» **EXERCISE INSTRUCTIONS**: Every line of the material below in which "title" shows up is to be located and copied.

» **INPUT RECORDS**:
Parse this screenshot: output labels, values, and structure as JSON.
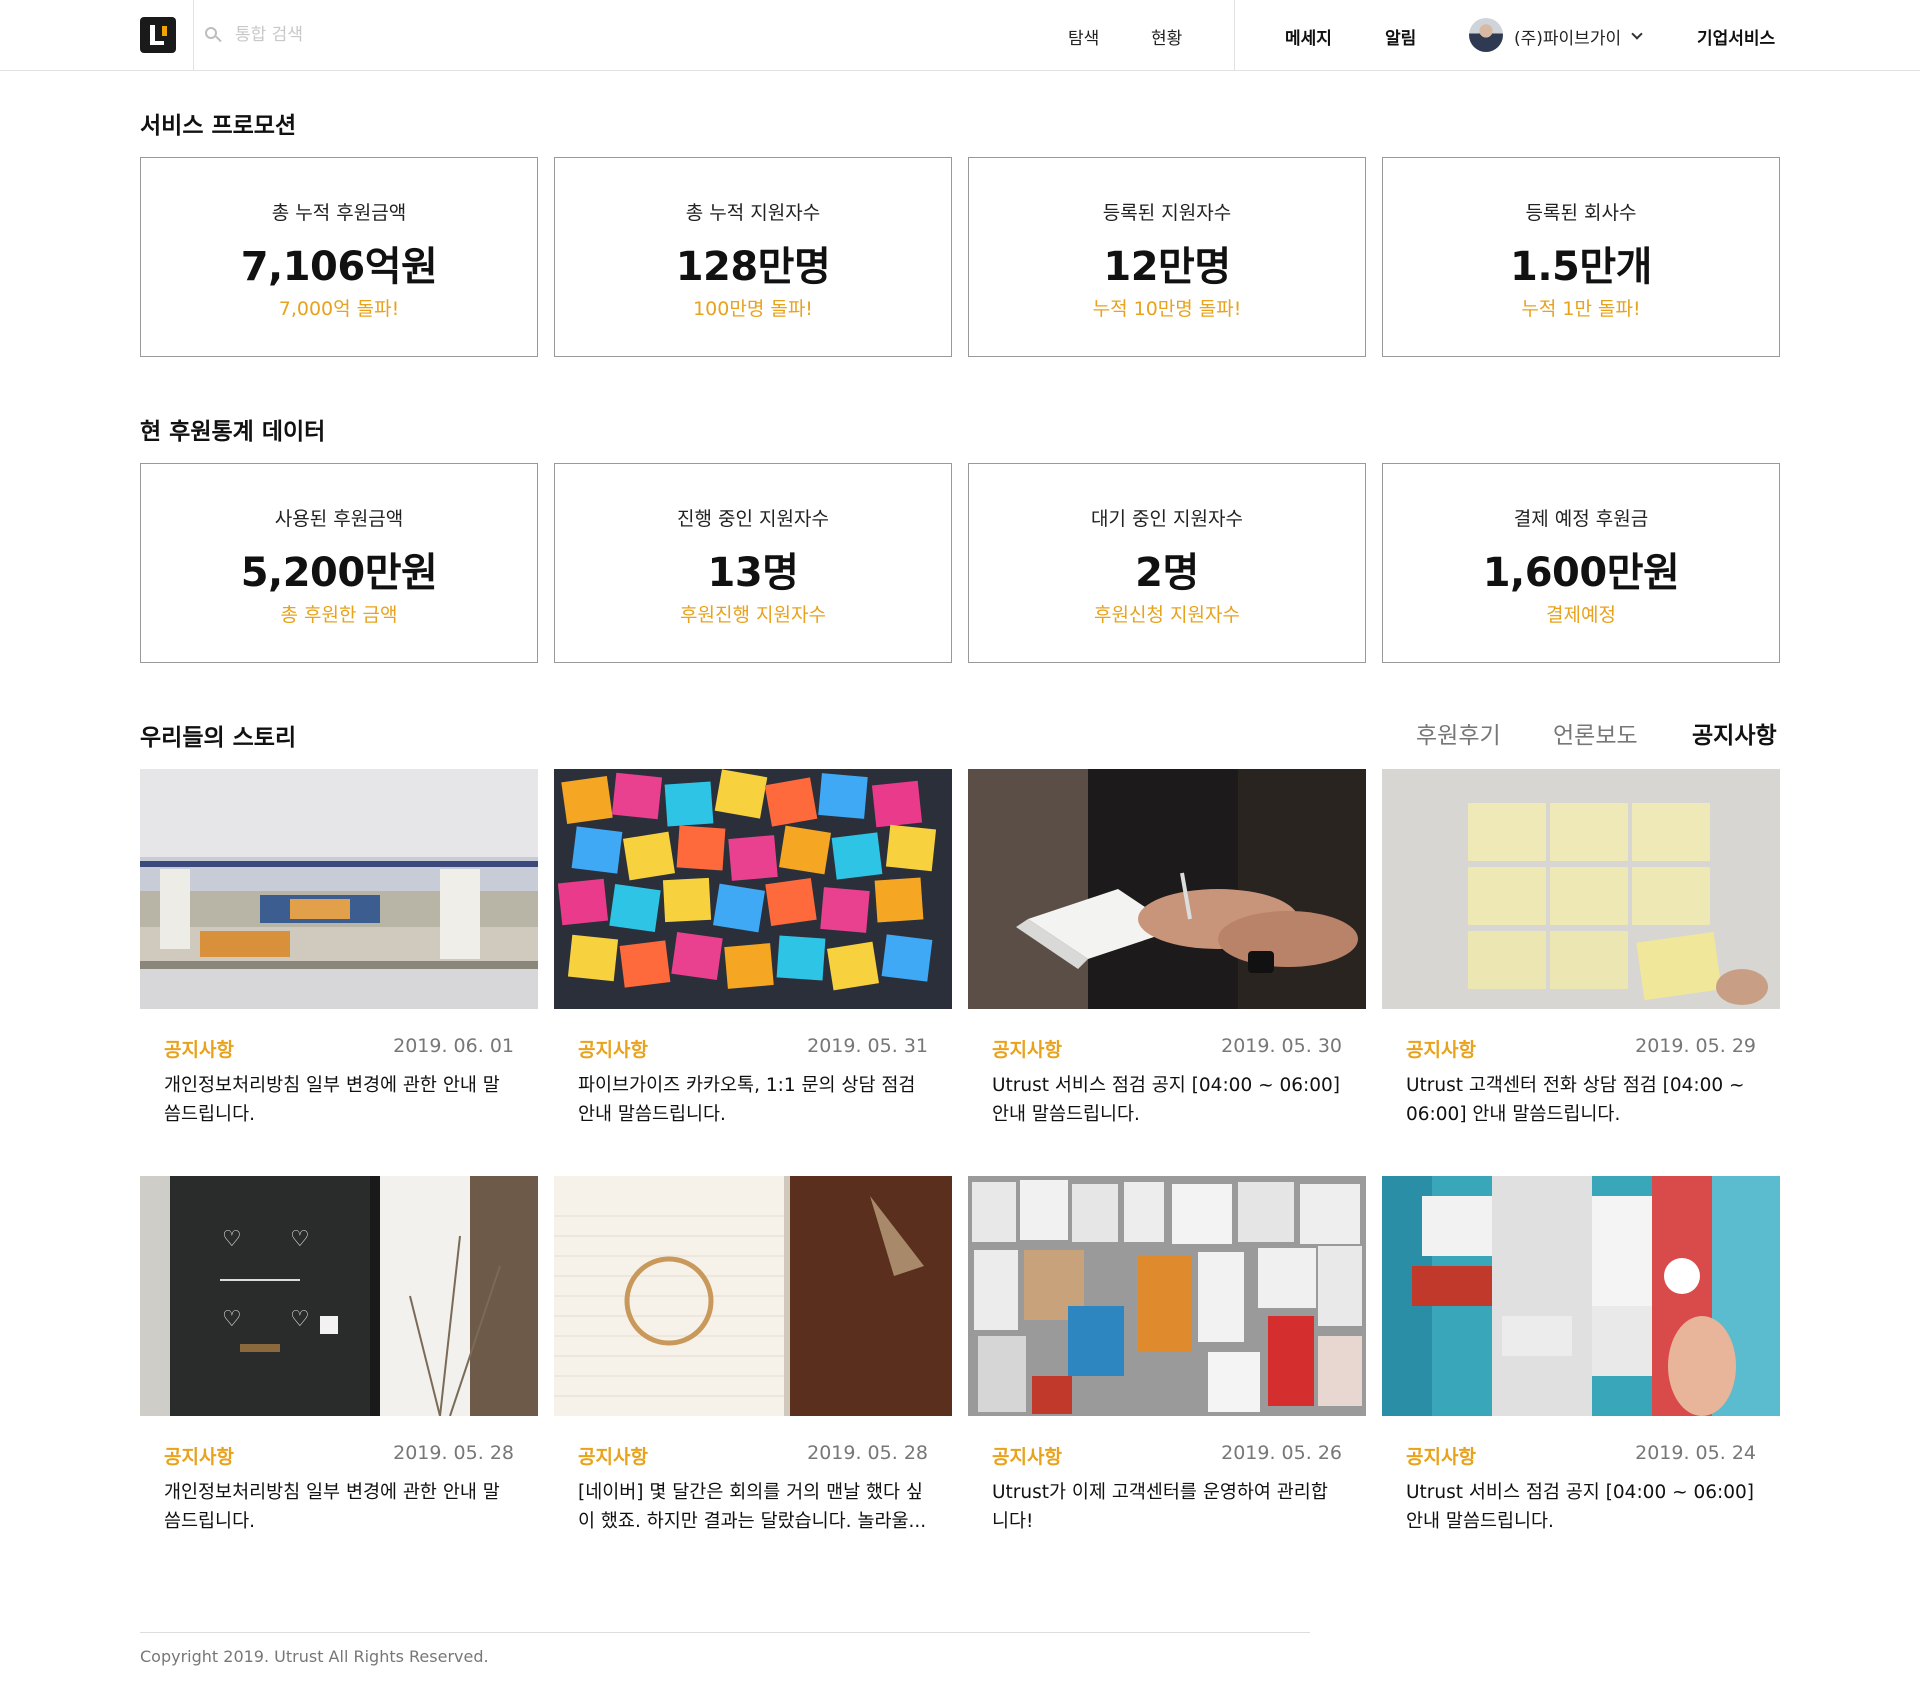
{
  "header": {
    "search_placeholder": "통합 검색",
    "nav": [
      "탐색",
      "현황"
    ],
    "messages": "메세지",
    "alerts": "알림",
    "account": "(주)파이브가이",
    "corporate": "기업서비스"
  },
  "promotion": {
    "title": "서비스 프로모션",
    "cards": [
      {
        "label": "총 누적 후원금액",
        "value": "7,106억원",
        "sub": "7,000억 돌파!"
      },
      {
        "label": "총 누적 지원자수",
        "value": "128만명",
        "sub": "100만명 돌파!"
      },
      {
        "label": "등록된 지원자수",
        "value": "12만명",
        "sub": "누적 10만명 돌파!"
      },
      {
        "label": "등록된 회사수",
        "value": "1.5만개",
        "sub": "누적 1만 돌파!"
      }
    ]
  },
  "stats": {
    "title": "현 후원통계 데이터",
    "cards": [
      {
        "label": "사용된 후원금액",
        "value": "5,200만원",
        "sub": "총 후원한 금액"
      },
      {
        "label": "진행 중인 지원자수",
        "value": "13명",
        "sub": "후원진행 지원자수"
      },
      {
        "label": "대기 중인 지원자수",
        "value": "2명",
        "sub": "후원신청 지원자수"
      },
      {
        "label": "결제 예정 후원금",
        "value": "1,600만원",
        "sub": "결제예정"
      }
    ]
  },
  "stories": {
    "title": "우리들의 스토리",
    "tabs": [
      "후원후기",
      "언론보도",
      "공지사항"
    ],
    "active_tab": "공지사항",
    "items": [
      {
        "category": "공지사항",
        "date": "2019. 06. 01",
        "text": "개인정보처리방침 일부 변경에 관한 안내 말씀드립니다.",
        "image": "newspapers"
      },
      {
        "category": "공지사항",
        "date": "2019. 05. 31",
        "text": "파이브가이즈 카카오톡, 1:1 문의 상담 점검 안내 말씀드립니다.",
        "image": "sticky-notes-wall"
      },
      {
        "category": "공지사항",
        "date": "2019. 05. 30",
        "text": "Utrust 서비스 점검 공지 [04:00 ~ 06:00] 안내 말씀드립니다.",
        "image": "person-writing"
      },
      {
        "category": "공지사항",
        "date": "2019. 05. 29",
        "text": "Utrust 고객센터 전화 상담 점검 [04:00 ~ 06:00] 안내 말씀드립니다.",
        "image": "yellow-notes-grid"
      },
      {
        "category": "공지사항",
        "date": "2019. 05. 28",
        "text": "개인정보처리방침 일부 변경에 관한 안내 말씀드립니다.",
        "image": "bonjour-door"
      },
      {
        "category": "공지사항",
        "date": "2019. 05. 28",
        "text": "[네이버] 몇 달간은 회의를 거의 맨날 했다 싶이 했죠. 하지만 결과는 달랐습니다. 놀라울...",
        "image": "notebook-coffee-ring"
      },
      {
        "category": "공지사항",
        "date": "2019. 05. 26",
        "text": "Utrust가 이제 고객센터를 운영하여 관리합니다!",
        "image": "poster-wall"
      },
      {
        "category": "공지사항",
        "date": "2019. 05. 24",
        "text": "Utrust 서비스 점검 공지 [04:00 ~ 06:00] 안내 말씀드립니다.",
        "image": "sticker-wall"
      }
    ]
  },
  "footer": {
    "copyright": "Copyright 2019. Utrust All Rights Reserved."
  },
  "colors": {
    "accent": "#e8a21c",
    "border": "#999999"
  }
}
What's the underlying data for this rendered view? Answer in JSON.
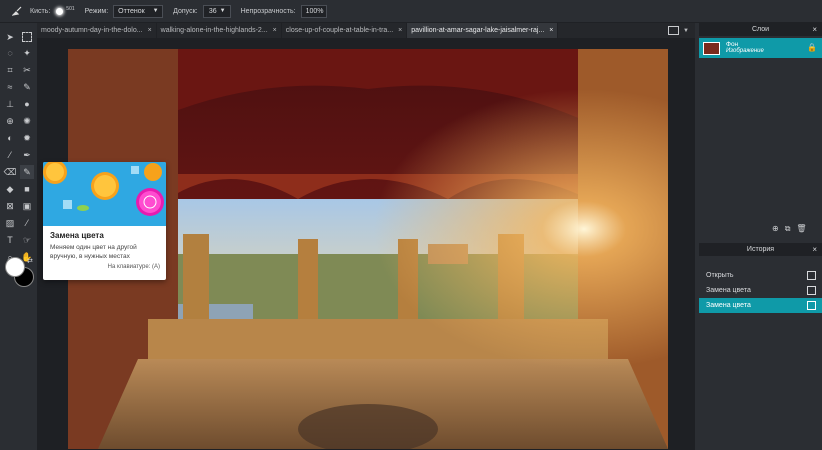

» **TASK SOLUTION**:
    "title": "서비스 프로모션",
    "title": "현 후원통계 데이터",
    "title": "우리들의 스토리",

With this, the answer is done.